* _Work instructions_
What follows is a set of records; copy all of it exactly.
##### Supplied records #####
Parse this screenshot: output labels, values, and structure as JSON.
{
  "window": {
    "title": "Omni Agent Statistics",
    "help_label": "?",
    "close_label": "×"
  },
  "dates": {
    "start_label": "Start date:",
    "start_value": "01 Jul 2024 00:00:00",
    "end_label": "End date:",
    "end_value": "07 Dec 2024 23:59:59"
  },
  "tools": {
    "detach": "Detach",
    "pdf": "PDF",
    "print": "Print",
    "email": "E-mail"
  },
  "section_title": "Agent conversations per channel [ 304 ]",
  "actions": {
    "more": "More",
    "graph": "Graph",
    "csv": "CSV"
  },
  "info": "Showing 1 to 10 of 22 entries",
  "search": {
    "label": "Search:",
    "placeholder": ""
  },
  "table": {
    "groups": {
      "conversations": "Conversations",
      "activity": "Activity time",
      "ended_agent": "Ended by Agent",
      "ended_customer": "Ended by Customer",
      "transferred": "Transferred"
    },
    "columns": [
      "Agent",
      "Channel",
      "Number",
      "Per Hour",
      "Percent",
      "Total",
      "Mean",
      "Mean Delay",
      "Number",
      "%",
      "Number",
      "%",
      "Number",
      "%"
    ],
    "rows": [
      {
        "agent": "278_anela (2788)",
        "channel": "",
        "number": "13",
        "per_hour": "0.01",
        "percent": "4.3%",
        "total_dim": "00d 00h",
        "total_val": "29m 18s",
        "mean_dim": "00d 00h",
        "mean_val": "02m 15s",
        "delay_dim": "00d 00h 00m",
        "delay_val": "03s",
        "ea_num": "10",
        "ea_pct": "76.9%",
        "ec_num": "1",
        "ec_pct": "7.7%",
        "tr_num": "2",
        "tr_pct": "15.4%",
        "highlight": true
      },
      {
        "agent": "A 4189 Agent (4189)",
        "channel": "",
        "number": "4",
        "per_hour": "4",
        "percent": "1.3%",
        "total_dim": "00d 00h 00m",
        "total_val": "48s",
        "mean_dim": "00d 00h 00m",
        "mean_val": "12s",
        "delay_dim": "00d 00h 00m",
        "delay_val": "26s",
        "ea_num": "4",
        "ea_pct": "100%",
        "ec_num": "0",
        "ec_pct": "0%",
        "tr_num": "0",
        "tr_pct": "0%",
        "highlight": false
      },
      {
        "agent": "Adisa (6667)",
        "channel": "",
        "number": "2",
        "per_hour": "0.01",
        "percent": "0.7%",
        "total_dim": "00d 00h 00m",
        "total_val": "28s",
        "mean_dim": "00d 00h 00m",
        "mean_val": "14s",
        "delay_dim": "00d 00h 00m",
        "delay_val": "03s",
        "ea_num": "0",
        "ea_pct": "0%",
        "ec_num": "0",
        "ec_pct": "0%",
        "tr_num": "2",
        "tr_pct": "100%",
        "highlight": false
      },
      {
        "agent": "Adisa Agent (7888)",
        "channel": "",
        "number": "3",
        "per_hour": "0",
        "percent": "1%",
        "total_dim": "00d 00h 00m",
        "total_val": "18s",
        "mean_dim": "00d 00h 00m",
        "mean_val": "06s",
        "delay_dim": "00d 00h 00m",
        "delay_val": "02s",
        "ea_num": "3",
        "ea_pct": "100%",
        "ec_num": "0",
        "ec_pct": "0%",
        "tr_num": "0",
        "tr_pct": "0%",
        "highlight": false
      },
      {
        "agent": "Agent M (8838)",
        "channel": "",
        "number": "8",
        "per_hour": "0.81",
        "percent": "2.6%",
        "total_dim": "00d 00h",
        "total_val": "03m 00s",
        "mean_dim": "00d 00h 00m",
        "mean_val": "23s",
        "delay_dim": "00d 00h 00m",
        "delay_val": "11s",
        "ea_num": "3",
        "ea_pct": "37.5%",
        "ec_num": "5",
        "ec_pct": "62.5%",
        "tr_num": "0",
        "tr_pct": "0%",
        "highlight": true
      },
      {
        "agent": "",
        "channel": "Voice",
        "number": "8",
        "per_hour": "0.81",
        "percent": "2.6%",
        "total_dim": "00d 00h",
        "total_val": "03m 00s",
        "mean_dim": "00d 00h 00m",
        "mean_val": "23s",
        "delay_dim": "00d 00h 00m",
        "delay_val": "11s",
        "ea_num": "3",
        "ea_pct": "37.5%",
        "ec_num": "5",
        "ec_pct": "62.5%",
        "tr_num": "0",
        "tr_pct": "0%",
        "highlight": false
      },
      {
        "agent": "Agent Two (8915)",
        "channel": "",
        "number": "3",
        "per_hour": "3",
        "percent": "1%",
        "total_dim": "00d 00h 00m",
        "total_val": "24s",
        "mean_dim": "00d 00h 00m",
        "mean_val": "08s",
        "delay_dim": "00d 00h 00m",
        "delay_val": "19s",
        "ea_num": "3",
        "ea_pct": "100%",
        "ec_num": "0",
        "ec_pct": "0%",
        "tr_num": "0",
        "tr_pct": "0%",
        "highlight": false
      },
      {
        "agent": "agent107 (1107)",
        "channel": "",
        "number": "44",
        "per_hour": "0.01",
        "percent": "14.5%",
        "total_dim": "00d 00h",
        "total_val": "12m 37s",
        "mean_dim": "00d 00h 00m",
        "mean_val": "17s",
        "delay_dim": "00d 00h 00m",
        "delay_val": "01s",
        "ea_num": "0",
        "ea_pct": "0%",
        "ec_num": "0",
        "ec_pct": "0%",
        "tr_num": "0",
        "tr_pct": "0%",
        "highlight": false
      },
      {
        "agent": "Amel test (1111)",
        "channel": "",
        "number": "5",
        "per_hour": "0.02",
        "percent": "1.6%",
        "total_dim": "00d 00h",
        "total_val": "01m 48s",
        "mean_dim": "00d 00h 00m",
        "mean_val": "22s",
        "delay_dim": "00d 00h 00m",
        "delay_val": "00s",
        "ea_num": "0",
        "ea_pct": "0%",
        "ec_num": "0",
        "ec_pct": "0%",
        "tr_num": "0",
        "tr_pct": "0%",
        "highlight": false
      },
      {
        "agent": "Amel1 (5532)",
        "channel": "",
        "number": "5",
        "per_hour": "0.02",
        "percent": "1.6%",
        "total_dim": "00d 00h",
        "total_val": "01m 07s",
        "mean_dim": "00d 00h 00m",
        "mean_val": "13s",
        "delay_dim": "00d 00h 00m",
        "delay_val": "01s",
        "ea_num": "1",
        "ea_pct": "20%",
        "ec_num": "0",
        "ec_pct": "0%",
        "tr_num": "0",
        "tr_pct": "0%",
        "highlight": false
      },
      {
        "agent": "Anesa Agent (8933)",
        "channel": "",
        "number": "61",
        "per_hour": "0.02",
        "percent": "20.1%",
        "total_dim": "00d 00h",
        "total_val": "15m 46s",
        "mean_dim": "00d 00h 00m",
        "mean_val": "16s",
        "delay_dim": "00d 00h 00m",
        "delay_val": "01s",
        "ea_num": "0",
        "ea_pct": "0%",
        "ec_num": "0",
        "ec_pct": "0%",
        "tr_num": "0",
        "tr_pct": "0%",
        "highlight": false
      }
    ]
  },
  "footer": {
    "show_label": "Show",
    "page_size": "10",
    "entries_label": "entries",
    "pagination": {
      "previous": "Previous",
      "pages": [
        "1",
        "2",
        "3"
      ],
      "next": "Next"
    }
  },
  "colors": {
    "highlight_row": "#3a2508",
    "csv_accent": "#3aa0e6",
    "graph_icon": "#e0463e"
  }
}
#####
* _Result below_
Parse this screenshot: output labels, values, and structure as JSON.
{
  "window": {
    "title": "Omni Agent Statistics",
    "help_label": "?",
    "close_label": "×"
  },
  "dates": {
    "start_label": "Start date:",
    "start_value": "01 Jul 2024 00:00:00",
    "end_label": "End date:",
    "end_value": "07 Dec 2024 23:59:59"
  },
  "tools": {
    "detach": "Detach",
    "pdf": "PDF",
    "print": "Print",
    "email": "E-mail"
  },
  "section_title": "Agent conversations per channel [ 304 ]",
  "actions": {
    "more": "More",
    "graph": "Graph",
    "csv": "CSV"
  },
  "info": "Showing 1 to 10 of 22 entries",
  "search": {
    "label": "Search:",
    "placeholder": ""
  },
  "table": {
    "groups": {
      "conversations": "Conversations",
      "activity": "Activity time",
      "ended_agent": "Ended by Agent",
      "ended_customer": "Ended by Customer",
      "transferred": "Transferred"
    },
    "columns": [
      "Agent",
      "Channel",
      "Number",
      "Per Hour",
      "Percent",
      "Total",
      "Mean",
      "Mean Delay",
      "Number",
      "%",
      "Number",
      "%",
      "Number",
      "%"
    ],
    "rows": [
      {
        "agent": "278_anela (2788)",
        "channel": "",
        "number": "13",
        "per_hour": "0.01",
        "percent": "4.3%",
        "total_dim": "00d 00h",
        "total_val": "29m 18s",
        "mean_dim": "00d 00h",
        "mean_val": "02m 15s",
        "delay_dim": "00d 00h 00m",
        "delay_val": "03s",
        "ea_num": "10",
        "ea_pct": "76.9%",
        "ec_num": "1",
        "ec_pct": "7.7%",
        "tr_num": "2",
        "tr_pct": "15.4%",
        "highlight": true
      },
      {
        "agent": "A 4189 Agent (4189)",
        "channel": "",
        "number": "4",
        "per_hour": "4",
        "percent": "1.3%",
        "total_dim": "00d 00h 00m",
        "total_val": "48s",
        "mean_dim": "00d 00h 00m",
        "mean_val": "12s",
        "delay_dim": "00d 00h 00m",
        "delay_val": "26s",
        "ea_num": "4",
        "ea_pct": "100%",
        "ec_num": "0",
        "ec_pct": "0%",
        "tr_num": "0",
        "tr_pct": "0%",
        "highlight": false
      },
      {
        "agent": "Adisa (6667)",
        "channel": "",
        "number": "2",
        "per_hour": "0.01",
        "percent": "0.7%",
        "total_dim": "00d 00h 00m",
        "total_val": "28s",
        "mean_dim": "00d 00h 00m",
        "mean_val": "14s",
        "delay_dim": "00d 00h 00m",
        "delay_val": "03s",
        "ea_num": "0",
        "ea_pct": "0%",
        "ec_num": "0",
        "ec_pct": "0%",
        "tr_num": "2",
        "tr_pct": "100%",
        "highlight": false
      },
      {
        "agent": "Adisa Agent (7888)",
        "channel": "",
        "number": "3",
        "per_hour": "0",
        "percent": "1%",
        "total_dim": "00d 00h 00m",
        "total_val": "18s",
        "mean_dim": "00d 00h 00m",
        "mean_val": "06s",
        "delay_dim": "00d 00h 00m",
        "delay_val": "02s",
        "ea_num": "3",
        "ea_pct": "100%",
        "ec_num": "0",
        "ec_pct": "0%",
        "tr_num": "0",
        "tr_pct": "0%",
        "highlight": false
      },
      {
        "agent": "Agent M (8838)",
        "channel": "",
        "number": "8",
        "per_hour": "0.81",
        "percent": "2.6%",
        "total_dim": "00d 00h",
        "total_val": "03m 00s",
        "mean_dim": "00d 00h 00m",
        "mean_val": "23s",
        "delay_dim": "00d 00h 00m",
        "delay_val": "11s",
        "ea_num": "3",
        "ea_pct": "37.5%",
        "ec_num": "5",
        "ec_pct": "62.5%",
        "tr_num": "0",
        "tr_pct": "0%",
        "highlight": true
      },
      {
        "agent": "",
        "channel": "Voice",
        "number": "8",
        "per_hour": "0.81",
        "percent": "2.6%",
        "total_dim": "00d 00h",
        "total_val": "03m 00s",
        "mean_dim": "00d 00h 00m",
        "mean_val": "23s",
        "delay_dim": "00d 00h 00m",
        "delay_val": "11s",
        "ea_num": "3",
        "ea_pct": "37.5%",
        "ec_num": "5",
        "ec_pct": "62.5%",
        "tr_num": "0",
        "tr_pct": "0%",
        "highlight": false
      },
      {
        "agent": "Agent Two (8915)",
        "channel": "",
        "number": "3",
        "per_hour": "3",
        "percent": "1%",
        "total_dim": "00d 00h 00m",
        "total_val": "24s",
        "mean_dim": "00d 00h 00m",
        "mean_val": "08s",
        "delay_dim": "00d 00h 00m",
        "delay_val": "19s",
        "ea_num": "3",
        "ea_pct": "100%",
        "ec_num": "0",
        "ec_pct": "0%",
        "tr_num": "0",
        "tr_pct": "0%",
        "highlight": false
      },
      {
        "agent": "agent107 (1107)",
        "channel": "",
        "number": "44",
        "per_hour": "0.01",
        "percent": "14.5%",
        "total_dim": "00d 00h",
        "total_val": "12m 37s",
        "mean_dim": "00d 00h 00m",
        "mean_val": "17s",
        "delay_dim": "00d 00h 00m",
        "delay_val": "01s",
        "ea_num": "0",
        "ea_pct": "0%",
        "ec_num": "0",
        "ec_pct": "0%",
        "tr_num": "0",
        "tr_pct": "0%",
        "highlight": false
      },
      {
        "agent": "Amel test (1111)",
        "channel": "",
        "number": "5",
        "per_hour": "0.02",
        "percent": "1.6%",
        "total_dim": "00d 00h",
        "total_val": "01m 48s",
        "mean_dim": "00d 00h 00m",
        "mean_val": "22s",
        "delay_dim": "00d 00h 00m",
        "delay_val": "00s",
        "ea_num": "0",
        "ea_pct": "0%",
        "ec_num": "0",
        "ec_pct": "0%",
        "tr_num": "0",
        "tr_pct": "0%",
        "highlight": false
      },
      {
        "agent": "Amel1 (5532)",
        "channel": "",
        "number": "5",
        "per_hour": "0.02",
        "percent": "1.6%",
        "total_dim": "00d 00h",
        "total_val": "01m 07s",
        "mean_dim": "00d 00h 00m",
        "mean_val": "13s",
        "delay_dim": "00d 00h 00m",
        "delay_val": "01s",
        "ea_num": "1",
        "ea_pct": "20%",
        "ec_num": "0",
        "ec_pct": "0%",
        "tr_num": "0",
        "tr_pct": "0%",
        "highlight": false
      },
      {
        "agent": "Anesa Agent (8933)",
        "channel": "",
        "number": "61",
        "per_hour": "0.02",
        "percent": "20.1%",
        "total_dim": "00d 00h",
        "total_val": "15m 46s",
        "mean_dim": "00d 00h 00m",
        "mean_val": "16s",
        "delay_dim": "00d 00h 00m",
        "delay_val": "01s",
        "ea_num": "0",
        "ea_pct": "0%",
        "ec_num": "0",
        "ec_pct": "0%",
        "tr_num": "0",
        "tr_pct": "0%",
        "highlight": false
      }
    ]
  },
  "footer": {
    "show_label": "Show",
    "page_size": "10",
    "entries_label": "entries",
    "pagination": {
      "previous": "Previous",
      "pages": [
        "1",
        "2",
        "3"
      ],
      "next": "Next"
    }
  },
  "colors": {
    "highlight_row": "#3a2508",
    "csv_accent": "#3aa0e6",
    "graph_icon": "#e0463e"
  }
}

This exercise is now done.